Industrial biotechnology will have a huge impact on countries worldwide and Kilburn also stresses the need for a global perspective. “It will be difficult to build a £1 billion industry by 2025 with home-grown small to medium-sized enterprises (SMEs), important through they are,” he explains. “We need to work with major international players such as Lucite, INEOS and GSK.”
The IBioIC has been up and running for less than a year and is still focusing on gathering intelligence and building global links. But Kilburn is convinced that industrial biotechnology has huge potential and will quickly gain momentum in Scotland: “We are surrounded by the products of the petrochemical age (e.g., polymers, coatings and detergents) and our economy is still dominated by fossil-based fuels, but that must change and will change in the near future, as more and more companies adopt bioprocesses as an integral part of their business.”
The global economy has depended on fossil-based feedstocks until now, and Kilburn is convinced that the increased use of shale oil and gas will only delay the inevitable move towards biotechnology – in Scotland and everywhere else.
What is industrial biotechnology?
Industrial biotechnology is “the use of biological resources (including plant, algae, marine life, fungi and micro-organisms) to produce and process materials into products such as pharmaceuticals (including vaccines and antibiotics), high-value chemicals, materials and energy, using cells (from plants or animals) or parts of cells as biocatalysts. The modern industry is gathering momentum largely due to recent advances in science such as genomics and synthetic biology, but the roots of the industry lie in more basic activities such as distilling and brewing.
The benefits of industrial biotechnology include reducing the consumption of water and energy in manufacturing processes, and the reduction of waste. In the energy sector, industrial biotechnology can be used to generate power using biomass or biofuels. In pharmaceuticals, it is used in drug development as well as production – e.g. to improve fermentation techniques. In agriculture and aquaculture, it provides new sources of lower-cost feedstocks, and helps reduce waste by making better use of by-products such as woodchips. Ultimately, industrial biotechnology could help replace fossil-based fuels – producing energy as well as raw materials for new consumer products, drugs and food.
The educational supply chain
One of the key objectives of the IBioIC is skills development, including the establishment of a new collaborative MSc programme in Industrial Biotechnology, as well as collaborative PhD programmes and studentships, an HND programme (in partnership with Forth Valley College and Glasgow Kelvin College) and apprenticeships. The collaboration with industry will involve MSc students spending half of their time in an industry placement, whilst also giving them the chance to broaden their knowledge by taking modules in a range of different subjects such as marine biology, synthetic biology or bioprocessing.
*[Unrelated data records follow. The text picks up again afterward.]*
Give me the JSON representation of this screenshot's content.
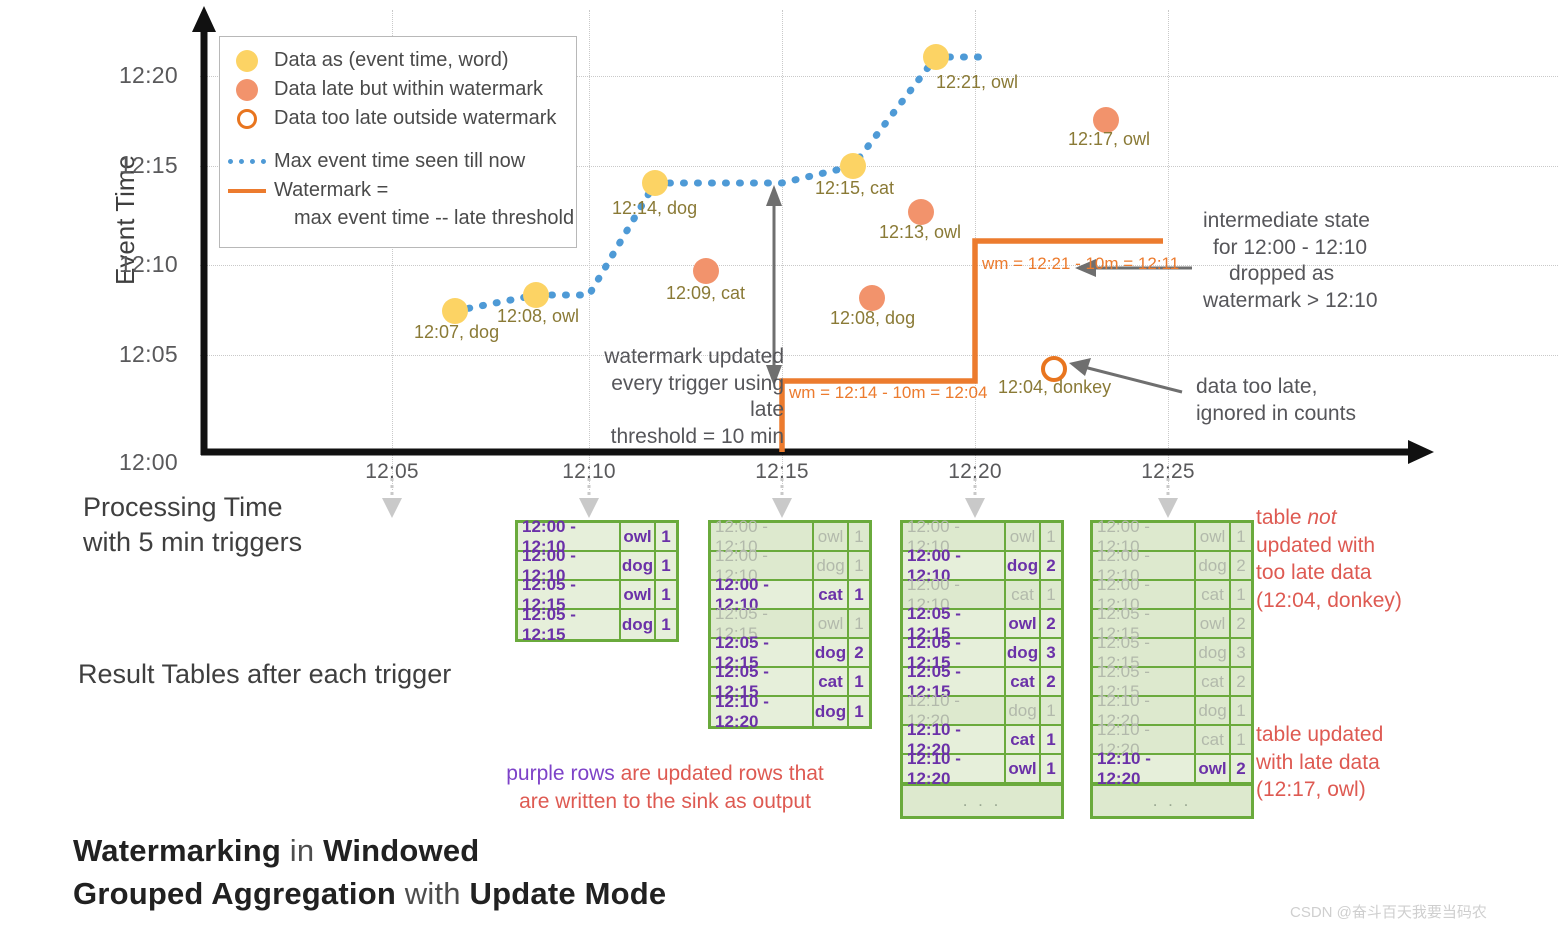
{
  "axes": {
    "y_label": "Event Time",
    "y_ticks": [
      "12:20",
      "12:15",
      "12:10",
      "12:05",
      "12:00"
    ],
    "x_ticks": [
      "12:05",
      "12:10",
      "12:15",
      "12:20",
      "12:25"
    ]
  },
  "legend": {
    "items": [
      {
        "icon": "yellow-filled-circle-icon",
        "label": "Data as (event time, word)"
      },
      {
        "icon": "orange-filled-circle-icon",
        "label": "Data late but within watermark"
      },
      {
        "icon": "orange-hollow-circle-icon",
        "label": "Data too late outside watermark"
      },
      {
        "icon": "blue-dotted-line-icon",
        "label": "Max event time seen till now"
      },
      {
        "icon": "orange-solid-line-icon",
        "label": "Watermark ="
      },
      {
        "icon": "none",
        "label": "max event time -- late threshold"
      }
    ]
  },
  "points": [
    {
      "label": "12:07, dog",
      "kind": "yellow"
    },
    {
      "label": "12:08, owl",
      "kind": "yellow"
    },
    {
      "label": "12:14, dog",
      "kind": "yellow"
    },
    {
      "label": "12:09, cat",
      "kind": "orange"
    },
    {
      "label": "12:15, cat",
      "kind": "yellow"
    },
    {
      "label": "12:21, owl",
      "kind": "yellow"
    },
    {
      "label": "12:13, owl",
      "kind": "orange"
    },
    {
      "label": "12:17, owl",
      "kind": "orange"
    },
    {
      "label": "12:08, dog",
      "kind": "orange"
    },
    {
      "label": "12:04, donkey",
      "kind": "hollow"
    }
  ],
  "watermark_labels": {
    "first": "wm = 12:14 - 10m = 12:04",
    "second": "wm = 12:21 - 10m = 12:11"
  },
  "annotations": {
    "watermark_updated": [
      "watermark updated",
      "every trigger using late",
      "threshold = 10 min"
    ],
    "intermediate_state": [
      "intermediate state",
      "for 12:00 - 12:10",
      "dropped as",
      "watermark > 12:10"
    ],
    "data_too_late": [
      "data too late,",
      "ignored in counts"
    ],
    "processing_time": [
      "Processing Time",
      "with 5 min triggers"
    ],
    "result_tables": "Result Tables after each trigger",
    "purple_rows_prefix": "purple rows",
    "purple_rows_rest": " are updated rows that",
    "purple_rows_line2": "are written to the sink as output",
    "table_not_updated": {
      "l1a": "table ",
      "l1b": "not",
      "l2": "updated with",
      "l3": "too late data",
      "l4": "(12:04, donkey)"
    },
    "table_updated": [
      "table updated",
      "with late data",
      "(12:17, owl)"
    ]
  },
  "title": {
    "line1": [
      {
        "t": "Watermarking",
        "w": "b"
      },
      {
        "t": " in ",
        "w": "l"
      },
      {
        "t": "Windowed",
        "w": "b"
      }
    ],
    "line2": [
      {
        "t": "Grouped Aggregation",
        "w": "b"
      },
      {
        "t": " with ",
        "w": "l"
      },
      {
        "t": "Update Mode",
        "w": "b"
      }
    ]
  },
  "watermark_credit": "CSDN @奋斗百天我要当码农",
  "tables": [
    {
      "name": "result-table-trigger-1",
      "rows": [
        {
          "window": "12:00 - 12:10",
          "word": "owl",
          "count": "1",
          "state": "purple"
        },
        {
          "window": "12:00 - 12:10",
          "word": "dog",
          "count": "1",
          "state": "purple"
        },
        {
          "window": "12:05 - 12:15",
          "word": "owl",
          "count": "1",
          "state": "purple"
        },
        {
          "window": "12:05 - 12:15",
          "word": "dog",
          "count": "1",
          "state": "purple"
        }
      ],
      "ellipsis": false
    },
    {
      "name": "result-table-trigger-2",
      "rows": [
        {
          "window": "12:00 - 12:10",
          "word": "owl",
          "count": "1",
          "state": "gray"
        },
        {
          "window": "12:00 - 12:10",
          "word": "dog",
          "count": "1",
          "state": "gray"
        },
        {
          "window": "12:00 - 12:10",
          "word": "cat",
          "count": "1",
          "state": "purple"
        },
        {
          "window": "12:05 - 12:15",
          "word": "owl",
          "count": "1",
          "state": "gray"
        },
        {
          "window": "12:05 - 12:15",
          "word": "dog",
          "count": "2",
          "state": "purple"
        },
        {
          "window": "12:05 - 12:15",
          "word": "cat",
          "count": "1",
          "state": "purple"
        },
        {
          "window": "12:10 - 12:20",
          "word": "dog",
          "count": "1",
          "state": "purple"
        }
      ],
      "ellipsis": false
    },
    {
      "name": "result-table-trigger-3",
      "rows": [
        {
          "window": "12:00 - 12:10",
          "word": "owl",
          "count": "1",
          "state": "gray"
        },
        {
          "window": "12:00 - 12:10",
          "word": "dog",
          "count": "2",
          "state": "purple"
        },
        {
          "window": "12:00 - 12:10",
          "word": "cat",
          "count": "1",
          "state": "gray"
        },
        {
          "window": "12:05 - 12:15",
          "word": "owl",
          "count": "2",
          "state": "purple"
        },
        {
          "window": "12:05 - 12:15",
          "word": "dog",
          "count": "3",
          "state": "purple"
        },
        {
          "window": "12:05 - 12:15",
          "word": "cat",
          "count": "2",
          "state": "purple"
        },
        {
          "window": "12:10 - 12:20",
          "word": "dog",
          "count": "1",
          "state": "gray"
        },
        {
          "window": "12:10 - 12:20",
          "word": "cat",
          "count": "1",
          "state": "purple"
        },
        {
          "window": "12:10 - 12:20",
          "word": "owl",
          "count": "1",
          "state": "purple"
        }
      ],
      "ellipsis": true
    },
    {
      "name": "result-table-trigger-4",
      "rows": [
        {
          "window": "12:00 - 12:10",
          "word": "owl",
          "count": "1",
          "state": "gray"
        },
        {
          "window": "12:00 - 12:10",
          "word": "dog",
          "count": "2",
          "state": "gray"
        },
        {
          "window": "12:00 - 12:10",
          "word": "cat",
          "count": "1",
          "state": "gray"
        },
        {
          "window": "12:05 - 12:15",
          "word": "owl",
          "count": "2",
          "state": "gray"
        },
        {
          "window": "12:05 - 12:15",
          "word": "dog",
          "count": "3",
          "state": "gray"
        },
        {
          "window": "12:05 - 12:15",
          "word": "cat",
          "count": "2",
          "state": "gray"
        },
        {
          "window": "12:10 - 12:20",
          "word": "dog",
          "count": "1",
          "state": "gray"
        },
        {
          "window": "12:10 - 12:20",
          "word": "cat",
          "count": "1",
          "state": "gray"
        },
        {
          "window": "12:10 - 12:20",
          "word": "owl",
          "count": "2",
          "state": "purple"
        }
      ],
      "ellipsis": true
    }
  ],
  "chart_data": {
    "type": "scatter",
    "title": "Watermarking in Windowed Grouped Aggregation with Update Mode",
    "xlabel": "Processing Time with 5 min triggers",
    "ylabel": "Event Time",
    "xlim": [
      "12:00",
      "12:27"
    ],
    "ylim": [
      "12:00",
      "12:22"
    ],
    "grid": true,
    "legend_position": "top-left",
    "points": [
      {
        "processing_time": "12:06",
        "event_time": "12:07",
        "word": "dog",
        "kind": "on-time"
      },
      {
        "processing_time": "12:08",
        "event_time": "12:08",
        "word": "owl",
        "kind": "on-time"
      },
      {
        "processing_time": "12:11",
        "event_time": "12:14",
        "word": "dog",
        "kind": "on-time"
      },
      {
        "processing_time": "12:13",
        "event_time": "12:09",
        "word": "cat",
        "kind": "late-within-watermark"
      },
      {
        "processing_time": "12:16",
        "event_time": "12:15",
        "word": "cat",
        "kind": "on-time"
      },
      {
        "processing_time": "12:19",
        "event_time": "12:21",
        "word": "owl",
        "kind": "on-time"
      },
      {
        "processing_time": "12:18",
        "event_time": "12:13",
        "word": "owl",
        "kind": "late-within-watermark"
      },
      {
        "processing_time": "12:23",
        "event_time": "12:17",
        "word": "owl",
        "kind": "late-within-watermark"
      },
      {
        "processing_time": "12:17",
        "event_time": "12:08",
        "word": "dog",
        "kind": "late-within-watermark"
      },
      {
        "processing_time": "12:22",
        "event_time": "12:04",
        "word": "donkey",
        "kind": "too-late"
      }
    ],
    "series": [
      {
        "name": "Max event time seen till now",
        "style": "dotted",
        "color": "#4e9ad6",
        "x": [
          "12:06",
          "12:08",
          "12:10",
          "12:11",
          "12:16",
          "12:16",
          "12:19",
          "12:20"
        ],
        "y": [
          "12:07",
          "12:08",
          "12:08",
          "12:14",
          "12:14",
          "12:15",
          "12:21",
          "12:21"
        ]
      },
      {
        "name": "Watermark = max event time -- late threshold",
        "style": "step",
        "color": "#ec7b2e",
        "x": [
          "12:15",
          "12:15",
          "12:20",
          "12:20",
          "12:25"
        ],
        "y": [
          "12:00",
          "12:04",
          "12:04",
          "12:11",
          "12:11"
        ]
      }
    ]
  }
}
The collaboration will also pool the resources of 14 universities, each of which has something different to offer. From September 2014, the Centre will also fund nine PhD students, with business skills part of the programme.
The Industrial Biotechnology Innovation Centre (IBioIC) was set up to accelerate and de-risk the development of commercially viable, sustainable solutions for high-value (speciality & commodity) manufacturing in chemistry-using and life science sectors. It aims to be “an innovation and growth engine yielding substantial economic impact and delivering increasing and sustainable wealth creation, prosperity and employment in Scotland.” The economic target is to contribute £1–1.5 billion of Gross Value Added to the Scottish economy every year – an increase from an estimated £190 million today – and create up to 1,500 jobs over the next five years.